The last piece of the puzzle is getting the help to popup on the bottom of whatever monitor has focus, and dzen2 doesn’t seem to have any easy way to do this. It does make it easy to manually set the location and dimensions, we just need to figure out what those are.

We can get the location and dimensions of the focused screen in XMonad by stealing some code from floatLocation in XMonad.Operations:

windowScreenSize :: Window -> X (Rectangle)
windowScreenSize w = withDisplay $ \d -> do
    ws <- gets windowset
    wa <- io $ getWindowAttributes d w
    bw <- fi <$> asks (borderWidth . config)
    sc <- fromMaybe (W.current ws) <$> pointScreen (fi $ wa_x wa) (fi $ wa_y wa)

    return $ screenRect . W.screenDetail $ sc
  where fi x = fromIntegral x

focusedScreenSize :: X (Rectangle)
focusedScreenSize = withWindowSet $ windowScreenSize . fromJust . W.peek

We can then pass those to our script with something like:

keyMapDoc :: String -> X Handle
keyMapDoc name = do
  ss <- focusedScreenSize
  handle <- spawnPipe $ unwords ["~/.xmonad/", name, show (rect_x ss), show (rect_y ss), show (rect_width ss), show (rect_height ss)]
  return handle

The math is straightforward so I won’t cover it here. We end up with something like:

INFO=$(cat ...)
N_LINES=$(wc -l <<< "$INFO")
(echo "$KEYMAP"; echo "$INFO"; cat) | dzen2 -h $LINE_HEIGHT -y $Y ...

The Result

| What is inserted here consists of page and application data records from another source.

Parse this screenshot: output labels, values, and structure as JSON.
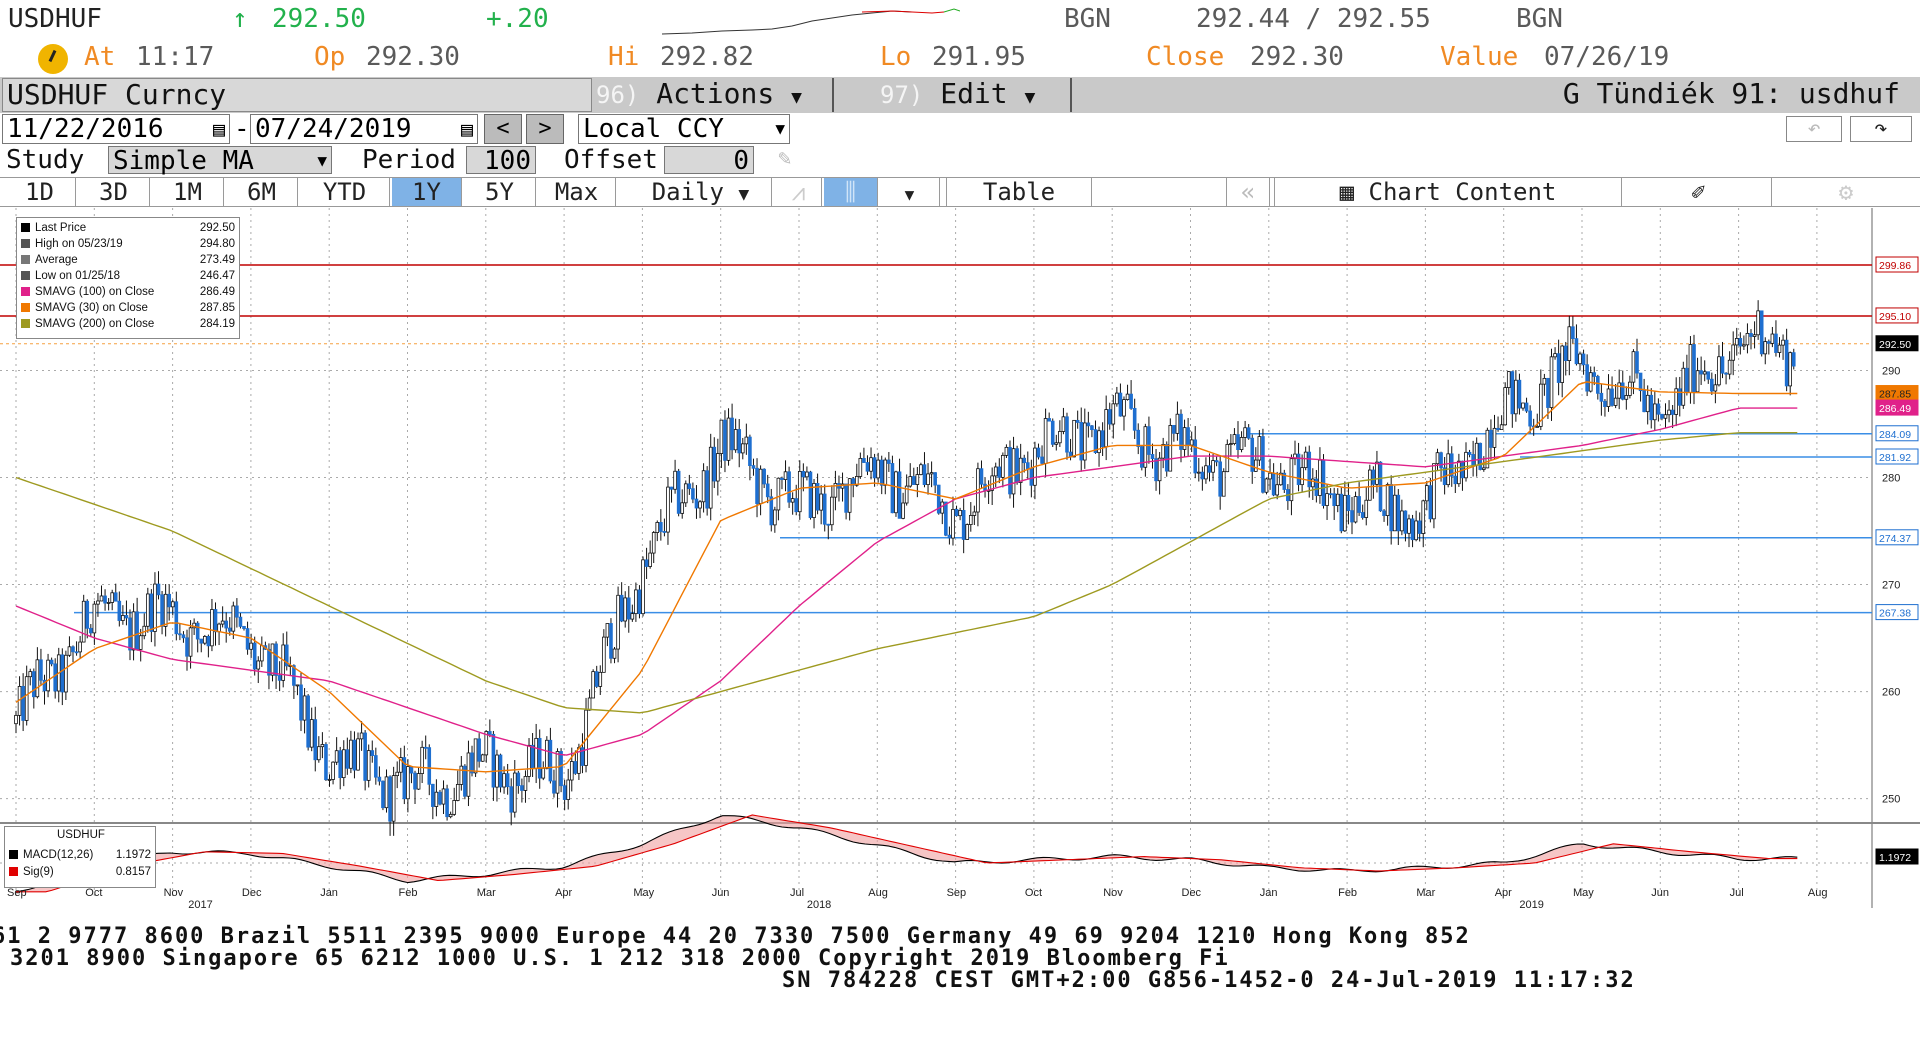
{
  "ticker": {
    "symbol": "USDHUF",
    "last_price": "292.50",
    "change": "+.20",
    "source_left": "BGN",
    "bid_ask": "292.44 / 292.55",
    "source_right": "BGN"
  },
  "quote_line": {
    "at_label": "At",
    "at_value": "11:17",
    "op_label": "Op",
    "op_value": "292.30",
    "hi_label": "Hi",
    "hi_value": "292.82",
    "lo_label": "Lo",
    "lo_value": "291.95",
    "close_label": "Close",
    "close_value": "292.30",
    "value_label": "Value",
    "value_value": "07/26/19"
  },
  "title_bar": {
    "security": "USDHUF Curncy",
    "actions_num": "96)",
    "actions_label": "Actions",
    "edit_num": "97)",
    "edit_label": "Edit",
    "user_label": "G Tündiék 91: usdhuf"
  },
  "date_range": {
    "start": "11/22/2016",
    "end": "07/24/2019",
    "currency": "Local CCY"
  },
  "study": {
    "study_label": "Study",
    "study_value": "Simple MA",
    "period_label": "Period",
    "period_value": "100",
    "offset_label": "Offset",
    "offset_value": "0"
  },
  "period_tabs": [
    "1D",
    "3D",
    "1M",
    "6M",
    "YTD",
    "1Y",
    "5Y",
    "Max"
  ],
  "selected_tab": "1Y",
  "frequency": "Daily",
  "table_label": "Table",
  "chart_content_label": "Chart Content",
  "legend": [
    {
      "label": "Last Price",
      "value": "292.50",
      "color": "#000000"
    },
    {
      "label": "High on 05/23/19",
      "value": "294.80",
      "color": "#555555"
    },
    {
      "label": "Average",
      "value": "273.49",
      "color": "#777777"
    },
    {
      "label": "Low on 01/25/18",
      "value": "246.47",
      "color": "#555555"
    },
    {
      "label": "SMAVG (100)  on Close",
      "value": "286.49",
      "color": "#e0218a"
    },
    {
      "label": "SMAVG (30)  on Close",
      "value": "287.85",
      "color": "#f07800"
    },
    {
      "label": "SMAVG (200)  on Close",
      "value": "284.19",
      "color": "#9e9a20"
    }
  ],
  "macd_legend": {
    "title": "USDHUF",
    "macd_label": "MACD(12,26)",
    "macd_value": "1.1972",
    "sig_label": "Sig(9)",
    "sig_value": "0.8157"
  },
  "footer": {
    "line1": "61 2 9777 8600 Brazil 5511 2395 9000 Europe 44 20 7330 7500 Germany 49 69 9204 1210 Hong Kong 852",
    "line2": "3201 8900         Singapore 65 6212 1000        U.S. 1 212 318 2000        Copyright 2019 Bloomberg Fi",
    "line3": "SN 784228 CEST GMT+2:00 G856-1452-0 24-Jul-2019 11:17:32"
  },
  "colors": {
    "candle": "#1e6fd0",
    "sma100": "#e0218a",
    "sma30": "#f07800",
    "sma200": "#9e9a20",
    "hline_blue": "#3a8ee6",
    "hline_red": "#c00000",
    "last_orange": "#f5a040"
  },
  "chart_data": {
    "type": "line",
    "title": "USDHUF Curncy",
    "ylim": [
      248,
      305
    ],
    "y_ticks": [
      250,
      260,
      270,
      280,
      290
    ],
    "x_labels": [
      "Sep",
      "Oct",
      "Nov",
      "Dec",
      "Jan",
      "Feb",
      "Mar",
      "Apr",
      "May",
      "Jun",
      "Jul",
      "Aug",
      "Sep",
      "Oct",
      "Nov",
      "Dec",
      "Jan",
      "Feb",
      "Mar",
      "Apr",
      "May",
      "Jun",
      "Jul",
      "Aug"
    ],
    "year_labels": [
      "2017",
      "2018",
      "2019"
    ],
    "series": [
      {
        "name": "Last Price",
        "x": [
          "2017-09",
          "2017-10",
          "2017-11",
          "2017-12",
          "2018-01",
          "2018-02",
          "2018-03",
          "2018-04",
          "2018-05",
          "2018-06",
          "2018-07",
          "2018-08",
          "2018-09",
          "2018-10",
          "2018-11",
          "2018-12",
          "2019-01",
          "2019-02",
          "2019-03",
          "2019-04",
          "2019-05",
          "2019-06",
          "2019-07"
        ],
        "values": [
          257,
          267,
          267,
          265,
          254,
          251,
          253,
          252,
          272,
          283,
          277,
          281,
          277,
          283,
          285,
          282,
          281,
          278,
          277,
          286,
          291,
          286,
          292.5
        ]
      },
      {
        "name": "SMAVG (100) on Close",
        "x": [
          "2017-09",
          "2017-10",
          "2017-11",
          "2017-12",
          "2018-01",
          "2018-02",
          "2018-03",
          "2018-04",
          "2018-05",
          "2018-06",
          "2018-07",
          "2018-08",
          "2018-09",
          "2018-10",
          "2018-11",
          "2018-12",
          "2019-01",
          "2019-02",
          "2019-03",
          "2019-04",
          "2019-05",
          "2019-06",
          "2019-07"
        ],
        "values": [
          268,
          265,
          263,
          262,
          261,
          258.5,
          256,
          254,
          256,
          261,
          268,
          274,
          278,
          280,
          281,
          282,
          282,
          281.5,
          281,
          282,
          283,
          284.5,
          286.49
        ]
      },
      {
        "name": "SMAVG (30) on Close",
        "x": [
          "2017-09",
          "2017-10",
          "2017-11",
          "2017-12",
          "2018-01",
          "2018-02",
          "2018-03",
          "2018-04",
          "2018-05",
          "2018-06",
          "2018-07",
          "2018-08",
          "2018-09",
          "2018-10",
          "2018-11",
          "2018-12",
          "2019-01",
          "2019-02",
          "2019-03",
          "2019-04",
          "2019-05",
          "2019-06",
          "2019-07"
        ],
        "values": [
          259,
          264,
          266.5,
          265,
          260,
          253,
          252.5,
          253,
          262,
          276,
          279,
          279.5,
          278,
          281,
          283,
          283,
          280.5,
          279,
          279.5,
          282,
          289,
          288,
          287.85
        ]
      },
      {
        "name": "SMAVG (200) on Close",
        "x": [
          "2017-09",
          "2017-10",
          "2017-11",
          "2017-12",
          "2018-01",
          "2018-02",
          "2018-03",
          "2018-04",
          "2018-05",
          "2018-06",
          "2018-07",
          "2018-08",
          "2018-09",
          "2018-10",
          "2018-11",
          "2018-12",
          "2019-01",
          "2019-02",
          "2019-03",
          "2019-04",
          "2019-05",
          "2019-06",
          "2019-07"
        ],
        "values": [
          280,
          277.5,
          275,
          271.5,
          268,
          264.5,
          261,
          258.5,
          258,
          260,
          262,
          264,
          265.5,
          267,
          270,
          274,
          278,
          279.5,
          280.5,
          281.5,
          282.5,
          283.5,
          284.19
        ]
      }
    ],
    "reference_lines": [
      {
        "value": 299.86,
        "color": "#c00000"
      },
      {
        "value": 295.1,
        "color": "#c00000"
      },
      {
        "value": 284.09,
        "color": "#3a8ee6"
      },
      {
        "value": 281.92,
        "color": "#3a8ee6"
      },
      {
        "value": 274.37,
        "color": "#3a8ee6"
      },
      {
        "value": 267.38,
        "color": "#3a8ee6"
      }
    ],
    "right_labels": [
      "299.86",
      "295.10",
      "292.50",
      "287.85",
      "286.49",
      "284.09",
      "281.92",
      "274.37",
      "267.38"
    ],
    "macd_value_label": "1.1972",
    "legend_position": "top-left"
  }
}
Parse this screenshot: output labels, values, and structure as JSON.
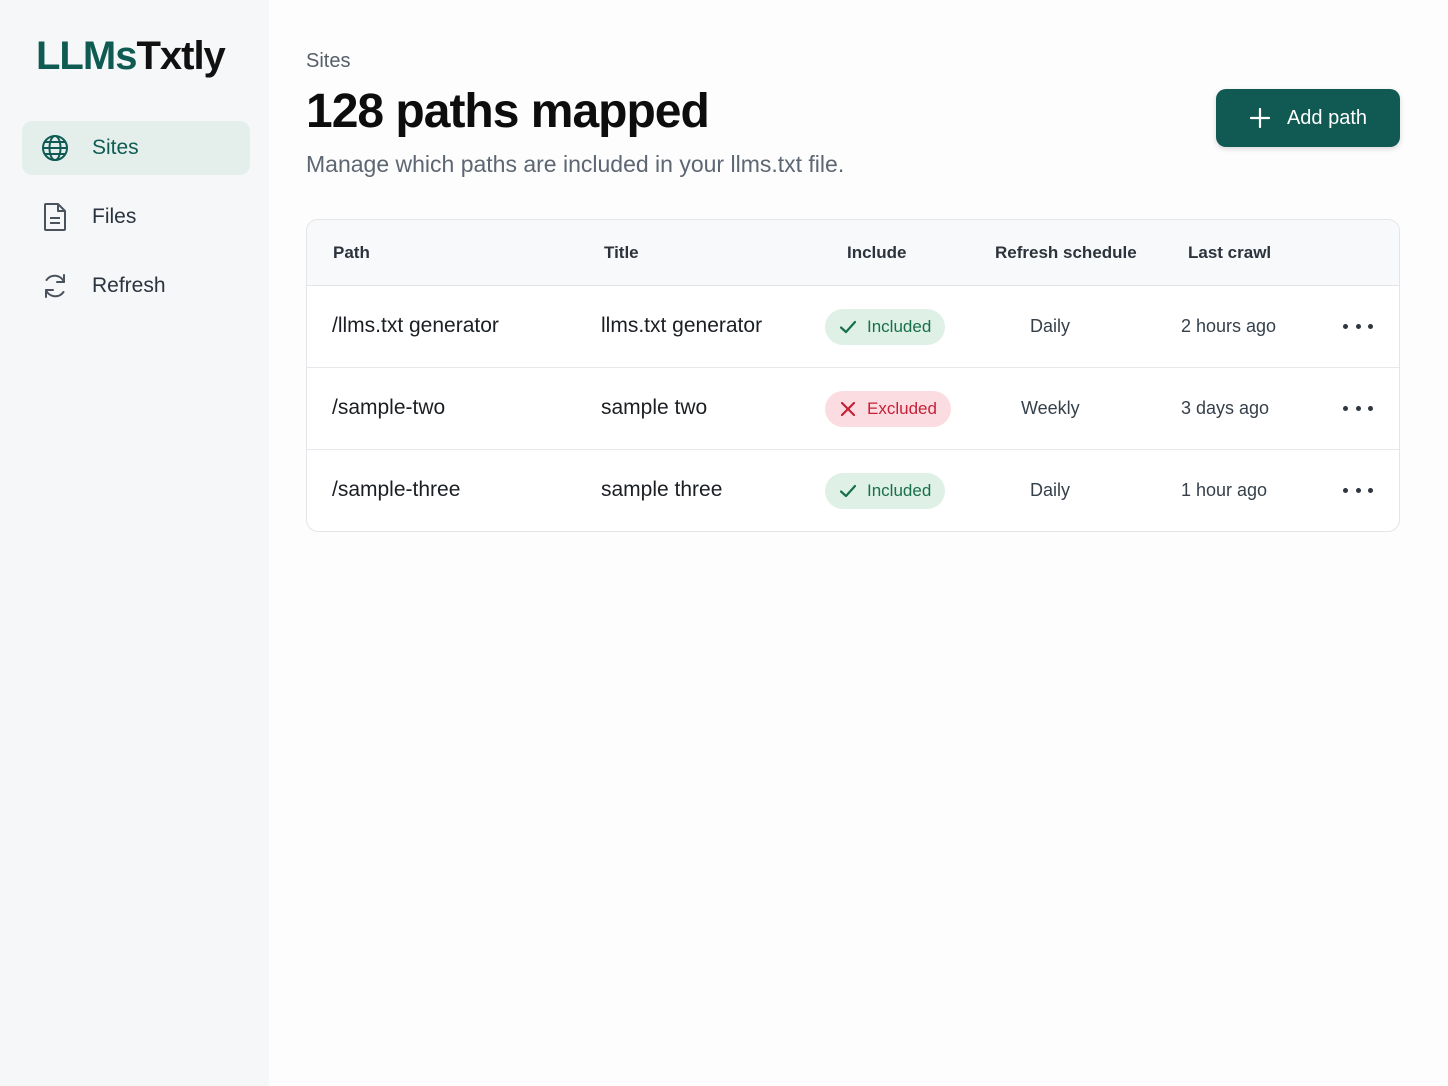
{
  "app": {
    "logo_part1": "LLMs",
    "logo_part2": "Txtly",
    "brand_color": "#0f5b53"
  },
  "sidebar": {
    "items": [
      {
        "label": "Sites",
        "icon": "globe-icon",
        "active": true
      },
      {
        "label": "Files",
        "icon": "file-icon",
        "active": false
      },
      {
        "label": "Refresh",
        "icon": "refresh-icon",
        "active": false
      }
    ]
  },
  "header": {
    "breadcrumb": "Sites",
    "title": "128 paths mapped",
    "subtitle": "Manage which paths are included in your llms.txt file.",
    "add_button_label": "Add path"
  },
  "table": {
    "columns": [
      "Path",
      "Title",
      "Include",
      "Refresh schedule",
      "Last crawl"
    ],
    "rows": [
      {
        "path": "/llms.txt generator",
        "title": "llms.txt generator",
        "include": "Included",
        "include_status": "included",
        "schedule": "Daily",
        "last_crawl": "2 hours ago"
      },
      {
        "path": "/sample-two",
        "title": "sample two",
        "include": "Excluded",
        "include_status": "excluded",
        "schedule": "Weekly",
        "last_crawl": "3 days ago"
      },
      {
        "path": "/sample-three",
        "title": "sample three",
        "include": "Included",
        "include_status": "included",
        "schedule": "Daily",
        "last_crawl": "1 hour ago"
      }
    ]
  },
  "colors": {
    "included_bg": "#dff0e7",
    "included_fg": "#17704a",
    "excluded_bg": "#fbdde1",
    "excluded_fg": "#c61f36",
    "button_bg": "#115a53"
  }
}
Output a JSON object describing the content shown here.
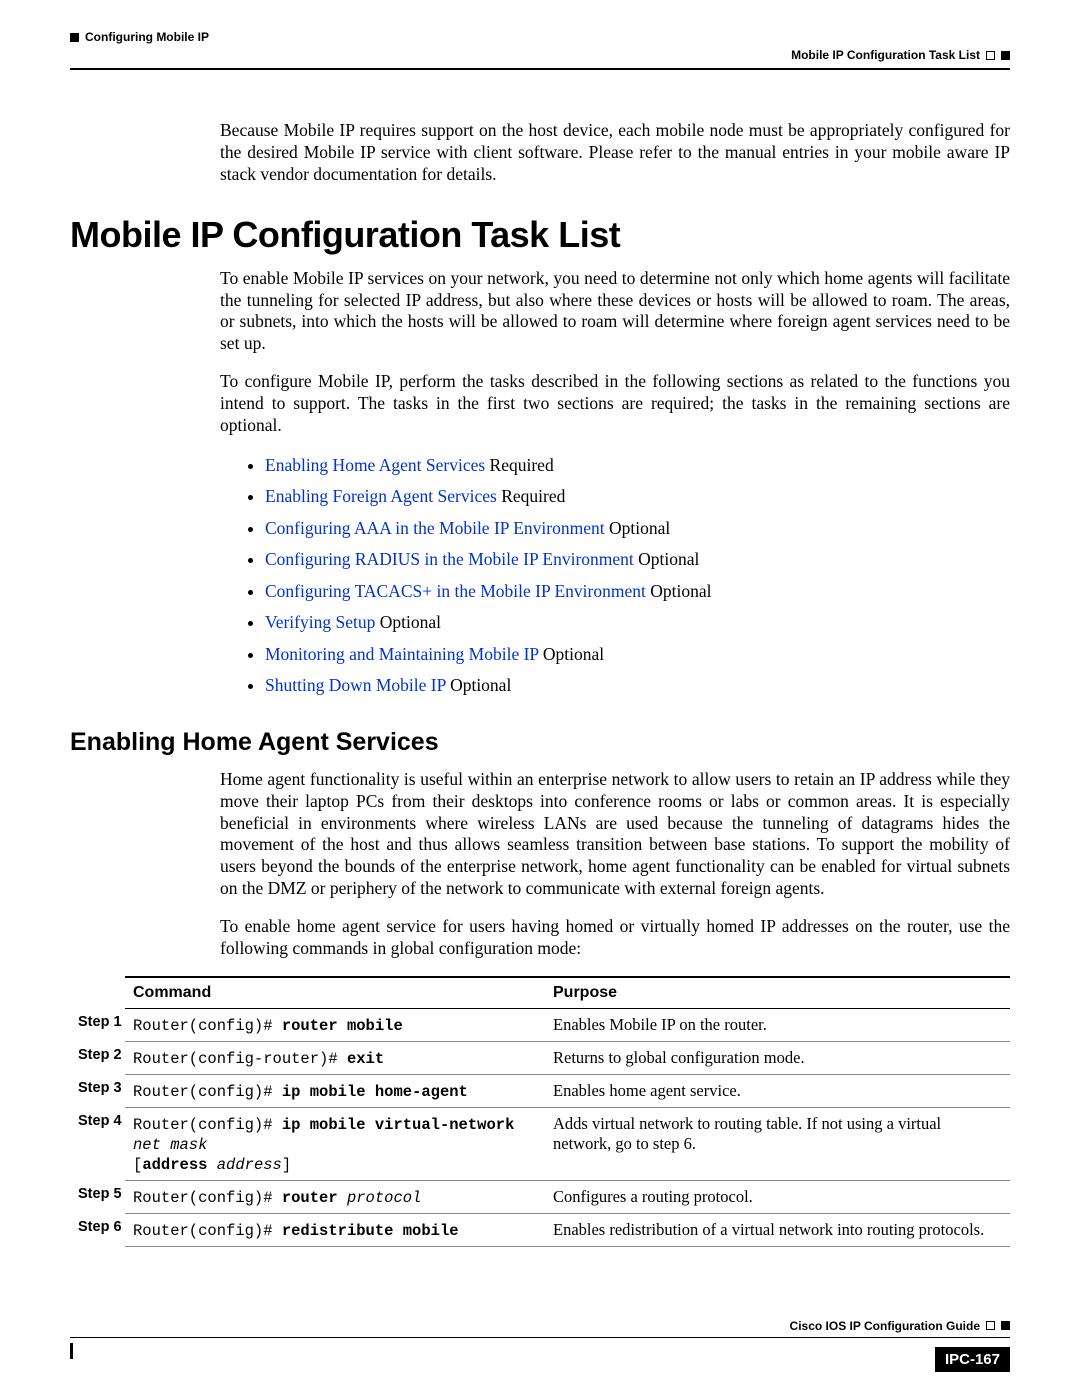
{
  "header": {
    "chapter": "Configuring Mobile IP",
    "section": "Mobile IP Configuration Task List"
  },
  "intro_para": "Because Mobile IP requires support on the host device, each mobile node must be appropriately configured for the desired Mobile IP service with client software. Please refer to the manual entries in your mobile aware IP stack vendor documentation for details.",
  "h1": "Mobile IP Configuration Task List",
  "p1": "To enable Mobile IP services on your network, you need to determine not only which home agents will facilitate the tunneling for selected IP address, but also where these devices or hosts will be allowed to roam. The areas, or subnets, into which the hosts will be allowed to roam will determine where foreign agent services need to be set up.",
  "p2": "To configure Mobile IP, perform the tasks described in the following sections as related to the functions you intend to support. The tasks in the first two sections are required; the tasks in the remaining sections are optional.",
  "tasks": [
    {
      "link": "Enabling Home Agent Services",
      "suffix": " Required"
    },
    {
      "link": "Enabling Foreign Agent Services",
      "suffix": " Required"
    },
    {
      "link": "Configuring AAA in the Mobile IP Environment",
      "suffix": " Optional"
    },
    {
      "link": "Configuring RADIUS in the Mobile IP Environment",
      "suffix": " Optional"
    },
    {
      "link": "Configuring TACACS+ in the Mobile IP Environment",
      "suffix": " Optional"
    },
    {
      "link": "Verifying Setup",
      "suffix": " Optional"
    },
    {
      "link": "Monitoring and Maintaining Mobile IP",
      "suffix": " Optional"
    },
    {
      "link": "Shutting Down Mobile IP",
      "suffix": " Optional"
    }
  ],
  "h2": "Enabling Home Agent Services",
  "p3": "Home agent functionality is useful within an enterprise network to allow users to retain an IP address while they move their laptop PCs from their desktops into conference rooms or labs or common areas. It is especially beneficial in environments where wireless LANs are used because the tunneling of datagrams hides the movement of the host and thus allows seamless transition between base stations. To support the mobility of users beyond the bounds of the enterprise network, home agent functionality can be enabled for virtual subnets on the DMZ or periphery of the network to communicate with external foreign agents.",
  "p4": "To enable home agent service for users having homed or virtually homed IP addresses on the router, use the following commands in global configuration mode:",
  "table": {
    "headers": [
      "Command",
      "Purpose"
    ],
    "rows": [
      {
        "step": "Step 1",
        "cmd_prefix": "Router(config)# ",
        "cmd_bold": "router mobile",
        "cmd_italic": "",
        "cmd_line2_bold": "",
        "cmd_line2_italic": "",
        "purpose": "Enables Mobile IP on the router."
      },
      {
        "step": "Step 2",
        "cmd_prefix": "Router(config-router)# ",
        "cmd_bold": "exit",
        "cmd_italic": "",
        "cmd_line2_bold": "",
        "cmd_line2_italic": "",
        "purpose": "Returns to global configuration mode."
      },
      {
        "step": "Step 3",
        "cmd_prefix": "Router(config)# ",
        "cmd_bold": "ip mobile home-agent",
        "cmd_italic": "",
        "cmd_line2_bold": "",
        "cmd_line2_italic": "",
        "purpose": "Enables home agent service."
      },
      {
        "step": "Step 4",
        "cmd_prefix": "Router(config)# ",
        "cmd_bold": "ip mobile virtual-network",
        "cmd_italic": " net mask",
        "cmd_line2_plain": "[",
        "cmd_line2_bold": "address",
        "cmd_line2_italic": " address",
        "cmd_line2_close": "]",
        "purpose": "Adds virtual network to routing table. If not using a virtual network, go to step 6."
      },
      {
        "step": "Step 5",
        "cmd_prefix": "Router(config)# ",
        "cmd_bold": "router",
        "cmd_italic": " protocol",
        "cmd_line2_bold": "",
        "cmd_line2_italic": "",
        "purpose": "Configures a routing protocol."
      },
      {
        "step": "Step 6",
        "cmd_prefix": "Router(config)# ",
        "cmd_bold": "redistribute mobile",
        "cmd_italic": "",
        "cmd_line2_bold": "",
        "cmd_line2_italic": "",
        "purpose": "Enables redistribution of a virtual network into routing protocols."
      }
    ]
  },
  "footer": {
    "guide": "Cisco IOS IP Configuration Guide",
    "page": "IPC-167"
  }
}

It’s not quite nice enough to start a project called spacenads yet, but it’s exactly what I wanted. I have made some more tweaks and gone a little further than is described here, but you can see what I’m actually using on my github.